by Charles Jay
Emanuel Steward has been talking about Andy Lee ever since he turned pro, and we are perhaps all about to find out just what he can do.
He’s aiming at WBC middleweight champion Julio Cesar Chavez Jr., a young man with a number of options, and he’s trying to keep busy in the meantime.
Lee, who has been living in one of Steward’s homes, is one of the young stars that Emanuel Steward is using to revive the Kronk Gym. Not that it’s down and out, but it wasn’t all that long ago that Steward was trotting out one fighter after another with the trademark gold trunks that became identified with the gym, including over a dozen world champions. And as Steward has been working more and more, around the world, with fighters who were developed elsewhere, that has slowed.
Steward wants those days to return.
“We’re going to build boxing back up in Detroit,” he told the Detroit Free Press. “This is just one fight. I hope to have a fight every other month. We’ll produce world champions from the Kronk again.”

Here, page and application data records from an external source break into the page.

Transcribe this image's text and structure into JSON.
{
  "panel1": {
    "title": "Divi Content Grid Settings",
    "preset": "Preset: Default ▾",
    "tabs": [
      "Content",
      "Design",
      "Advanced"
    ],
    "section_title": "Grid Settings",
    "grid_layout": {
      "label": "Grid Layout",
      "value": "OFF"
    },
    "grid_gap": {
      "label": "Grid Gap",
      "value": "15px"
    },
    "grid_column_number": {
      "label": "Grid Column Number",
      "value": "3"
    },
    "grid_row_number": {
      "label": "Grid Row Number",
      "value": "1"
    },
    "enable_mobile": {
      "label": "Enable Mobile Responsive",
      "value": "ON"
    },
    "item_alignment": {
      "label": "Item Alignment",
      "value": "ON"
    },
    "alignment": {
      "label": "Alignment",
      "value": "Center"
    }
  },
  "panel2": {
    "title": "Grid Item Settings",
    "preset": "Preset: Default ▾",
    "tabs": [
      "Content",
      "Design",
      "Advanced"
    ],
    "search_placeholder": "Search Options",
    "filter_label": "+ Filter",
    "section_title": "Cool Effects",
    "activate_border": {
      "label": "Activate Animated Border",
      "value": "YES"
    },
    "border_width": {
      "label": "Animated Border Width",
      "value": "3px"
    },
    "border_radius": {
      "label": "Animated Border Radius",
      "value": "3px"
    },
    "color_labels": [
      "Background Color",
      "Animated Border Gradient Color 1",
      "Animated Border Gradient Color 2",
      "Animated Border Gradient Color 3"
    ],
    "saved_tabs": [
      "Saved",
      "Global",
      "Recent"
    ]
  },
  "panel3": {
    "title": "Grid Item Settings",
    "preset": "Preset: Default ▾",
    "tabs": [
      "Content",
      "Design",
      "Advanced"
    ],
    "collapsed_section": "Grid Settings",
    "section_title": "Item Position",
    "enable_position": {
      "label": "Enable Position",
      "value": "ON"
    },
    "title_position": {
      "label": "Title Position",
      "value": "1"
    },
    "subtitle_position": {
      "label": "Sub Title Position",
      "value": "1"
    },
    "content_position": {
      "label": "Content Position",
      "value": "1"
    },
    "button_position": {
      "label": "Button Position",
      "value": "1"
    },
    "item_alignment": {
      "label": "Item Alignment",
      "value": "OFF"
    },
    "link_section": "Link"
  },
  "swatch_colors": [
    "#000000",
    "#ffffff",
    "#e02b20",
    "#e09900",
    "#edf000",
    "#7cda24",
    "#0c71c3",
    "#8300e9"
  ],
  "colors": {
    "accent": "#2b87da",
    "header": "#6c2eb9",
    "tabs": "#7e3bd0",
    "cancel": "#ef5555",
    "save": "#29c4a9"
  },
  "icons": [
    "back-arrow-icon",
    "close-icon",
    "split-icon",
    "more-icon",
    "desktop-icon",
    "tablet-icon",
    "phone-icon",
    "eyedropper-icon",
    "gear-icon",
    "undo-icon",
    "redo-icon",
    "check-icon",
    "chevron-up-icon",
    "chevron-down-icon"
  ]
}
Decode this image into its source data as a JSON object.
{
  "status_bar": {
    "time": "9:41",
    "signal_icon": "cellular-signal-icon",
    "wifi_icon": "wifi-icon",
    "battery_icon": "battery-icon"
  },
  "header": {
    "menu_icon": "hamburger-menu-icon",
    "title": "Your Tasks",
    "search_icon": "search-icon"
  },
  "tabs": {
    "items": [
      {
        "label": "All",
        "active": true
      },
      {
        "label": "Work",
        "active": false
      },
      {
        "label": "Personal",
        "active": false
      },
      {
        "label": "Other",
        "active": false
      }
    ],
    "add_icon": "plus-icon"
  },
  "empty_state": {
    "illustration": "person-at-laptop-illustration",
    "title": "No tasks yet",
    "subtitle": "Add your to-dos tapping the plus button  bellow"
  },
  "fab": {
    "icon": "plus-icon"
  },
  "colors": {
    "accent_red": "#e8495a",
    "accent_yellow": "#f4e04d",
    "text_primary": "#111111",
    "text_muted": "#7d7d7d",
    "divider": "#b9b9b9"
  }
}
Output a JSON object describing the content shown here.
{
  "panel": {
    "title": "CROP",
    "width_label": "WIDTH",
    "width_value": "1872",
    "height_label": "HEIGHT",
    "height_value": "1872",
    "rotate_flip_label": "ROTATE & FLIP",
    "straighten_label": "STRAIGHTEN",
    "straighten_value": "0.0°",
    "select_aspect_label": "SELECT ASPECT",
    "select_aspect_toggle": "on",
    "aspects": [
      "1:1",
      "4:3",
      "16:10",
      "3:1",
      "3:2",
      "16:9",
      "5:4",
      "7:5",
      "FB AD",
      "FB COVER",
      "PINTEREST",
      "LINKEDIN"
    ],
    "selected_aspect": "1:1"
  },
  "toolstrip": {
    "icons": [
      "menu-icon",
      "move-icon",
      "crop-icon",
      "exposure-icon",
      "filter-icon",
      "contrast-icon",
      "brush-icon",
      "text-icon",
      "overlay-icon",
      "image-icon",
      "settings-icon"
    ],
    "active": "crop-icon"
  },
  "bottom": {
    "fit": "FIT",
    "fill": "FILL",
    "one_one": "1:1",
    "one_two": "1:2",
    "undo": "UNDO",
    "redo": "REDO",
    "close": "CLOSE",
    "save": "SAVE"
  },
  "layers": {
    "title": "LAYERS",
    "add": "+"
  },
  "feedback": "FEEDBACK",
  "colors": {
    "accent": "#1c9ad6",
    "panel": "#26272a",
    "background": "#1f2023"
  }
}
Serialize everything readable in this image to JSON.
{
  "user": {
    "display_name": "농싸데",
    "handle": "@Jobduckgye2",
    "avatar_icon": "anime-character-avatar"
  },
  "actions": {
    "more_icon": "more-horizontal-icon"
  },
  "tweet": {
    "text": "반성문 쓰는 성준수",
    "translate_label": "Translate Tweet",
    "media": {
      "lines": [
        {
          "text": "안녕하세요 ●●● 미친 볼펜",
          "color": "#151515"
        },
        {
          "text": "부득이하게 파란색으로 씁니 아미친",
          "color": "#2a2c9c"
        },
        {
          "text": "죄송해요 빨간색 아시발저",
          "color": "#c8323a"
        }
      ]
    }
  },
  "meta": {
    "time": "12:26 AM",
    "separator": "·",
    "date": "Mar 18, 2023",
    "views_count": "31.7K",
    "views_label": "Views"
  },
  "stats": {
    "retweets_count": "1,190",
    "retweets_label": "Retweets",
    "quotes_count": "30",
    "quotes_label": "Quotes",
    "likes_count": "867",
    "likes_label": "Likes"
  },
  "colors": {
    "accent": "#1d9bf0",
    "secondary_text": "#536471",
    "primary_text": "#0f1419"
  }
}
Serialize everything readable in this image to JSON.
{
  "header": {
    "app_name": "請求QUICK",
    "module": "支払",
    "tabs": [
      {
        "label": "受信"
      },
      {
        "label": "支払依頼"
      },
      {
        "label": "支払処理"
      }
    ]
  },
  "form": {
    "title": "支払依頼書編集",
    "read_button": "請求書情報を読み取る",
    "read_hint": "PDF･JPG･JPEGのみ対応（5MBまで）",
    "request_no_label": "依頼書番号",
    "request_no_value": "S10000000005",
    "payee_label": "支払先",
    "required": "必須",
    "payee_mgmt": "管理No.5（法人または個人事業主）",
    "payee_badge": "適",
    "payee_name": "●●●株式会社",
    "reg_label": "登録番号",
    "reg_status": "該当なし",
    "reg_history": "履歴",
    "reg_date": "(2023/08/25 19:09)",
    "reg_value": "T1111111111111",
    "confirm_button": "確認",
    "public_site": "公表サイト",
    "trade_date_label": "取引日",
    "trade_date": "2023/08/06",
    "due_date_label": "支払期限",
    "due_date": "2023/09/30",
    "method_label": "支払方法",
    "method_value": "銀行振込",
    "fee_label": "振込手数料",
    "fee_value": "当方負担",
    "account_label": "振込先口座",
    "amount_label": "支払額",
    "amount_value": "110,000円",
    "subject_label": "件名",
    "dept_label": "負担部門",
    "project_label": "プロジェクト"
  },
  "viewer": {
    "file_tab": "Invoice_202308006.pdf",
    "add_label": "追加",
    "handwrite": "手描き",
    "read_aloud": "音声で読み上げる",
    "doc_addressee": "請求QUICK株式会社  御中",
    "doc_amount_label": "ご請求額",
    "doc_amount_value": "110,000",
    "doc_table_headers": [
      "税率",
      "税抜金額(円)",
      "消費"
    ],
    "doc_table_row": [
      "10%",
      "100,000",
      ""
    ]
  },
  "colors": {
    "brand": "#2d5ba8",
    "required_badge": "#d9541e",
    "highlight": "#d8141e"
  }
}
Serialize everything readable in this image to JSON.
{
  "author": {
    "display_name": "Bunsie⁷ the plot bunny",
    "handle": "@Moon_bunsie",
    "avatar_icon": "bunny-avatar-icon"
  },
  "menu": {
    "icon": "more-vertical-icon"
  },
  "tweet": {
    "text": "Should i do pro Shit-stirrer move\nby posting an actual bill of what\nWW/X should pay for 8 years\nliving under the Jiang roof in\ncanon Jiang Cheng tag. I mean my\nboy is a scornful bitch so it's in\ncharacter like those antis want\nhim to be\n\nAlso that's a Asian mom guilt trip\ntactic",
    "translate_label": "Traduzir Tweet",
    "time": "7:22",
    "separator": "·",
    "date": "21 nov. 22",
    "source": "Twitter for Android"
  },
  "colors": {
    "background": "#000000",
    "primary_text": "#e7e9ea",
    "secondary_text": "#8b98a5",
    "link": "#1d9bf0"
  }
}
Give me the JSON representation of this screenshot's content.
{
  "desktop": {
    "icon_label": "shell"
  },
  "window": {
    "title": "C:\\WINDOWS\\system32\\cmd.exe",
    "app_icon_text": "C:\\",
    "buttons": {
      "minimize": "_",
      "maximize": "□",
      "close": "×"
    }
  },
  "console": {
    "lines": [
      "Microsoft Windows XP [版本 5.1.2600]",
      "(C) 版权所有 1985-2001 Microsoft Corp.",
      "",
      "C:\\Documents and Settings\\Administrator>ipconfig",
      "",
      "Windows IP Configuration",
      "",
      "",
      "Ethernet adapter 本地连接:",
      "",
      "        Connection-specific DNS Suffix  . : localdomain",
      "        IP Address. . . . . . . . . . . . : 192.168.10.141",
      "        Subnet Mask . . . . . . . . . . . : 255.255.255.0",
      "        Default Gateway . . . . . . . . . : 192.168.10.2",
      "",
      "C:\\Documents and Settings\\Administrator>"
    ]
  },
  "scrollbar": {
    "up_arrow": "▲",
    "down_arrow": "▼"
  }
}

Toward that end, “Kronk Fight Night” is slated to happen every other month. This one is the “Pre-St. Patrick’s Day Brawl,” which may be a week early, but hey……
The opponent for Lee was to be Alexis Camacho, a veteran based out of Texas. But coming in as a late substitute is Saul Duran, a 39-year-old who once boxed to a draw in a fight for the WBA title – at 130 pounds, and in 1999.
No, it’s not an acid test for the Irishman, but it’s a way of keeping busy, and it’s the headliner on a show that gives the Kronk guys some exposure.
The show will be at the Suburban Collection Showplace in Detroit, and features a number of Kronk fighters.
Lee got past a career hurdle in his last fight, winning an easy unanimous decision over the only man who had defeated him. Brian Vera stopped him back in March 2008, and on October 11 of last year Lee got that win back by pitching a near-shutout, which included a knockdown of Vera in the second round.
Lee was the middleweight representative for Ireland in the 2004 Olympics. In one of his bouts in Athens, he beat Alfredo Angulo, who briefly held the WBO interim title, before dropping a decision in his second round of competition.
As a 6’2″ southpaw, he is generally not the type opponents line up to fight, and that is something that could surface at this level. Remember, even though Chavez is being mentioned as a June opponent, he hasn’t agreed to anything yet. Thus far Lee has risen to a top ten ranking without all that many road blocks, aide from that loss to Vera. Veterans well past their prime, such as Carl Daniels and Mamadou Thiam, were disposed of. Fighters like Willie Gibbs were caught in the midst of losing streaks, and there have been some journeymen.
But win last March over previously-undefeated Craig McEwan, who had beaten Vera and Danny Perez, opened some eyes, and then Lee navigated his way past Alex Bunema, who is on the downside but could still present some problems for a less experienced foe.
Working with Lee represents Steward, in a sense, getting back to his roots. Even though Lee is not from Detroit, Steward has taken him from the ground up in his pro career, and this has been a change of pace from what people have seen from him in recent years, as he has been in demand by world contenders and champions to take them over and “tweak” them.
If he’s tutored Lee well enough to win a world title, those happy days may be back in the Motor City once again.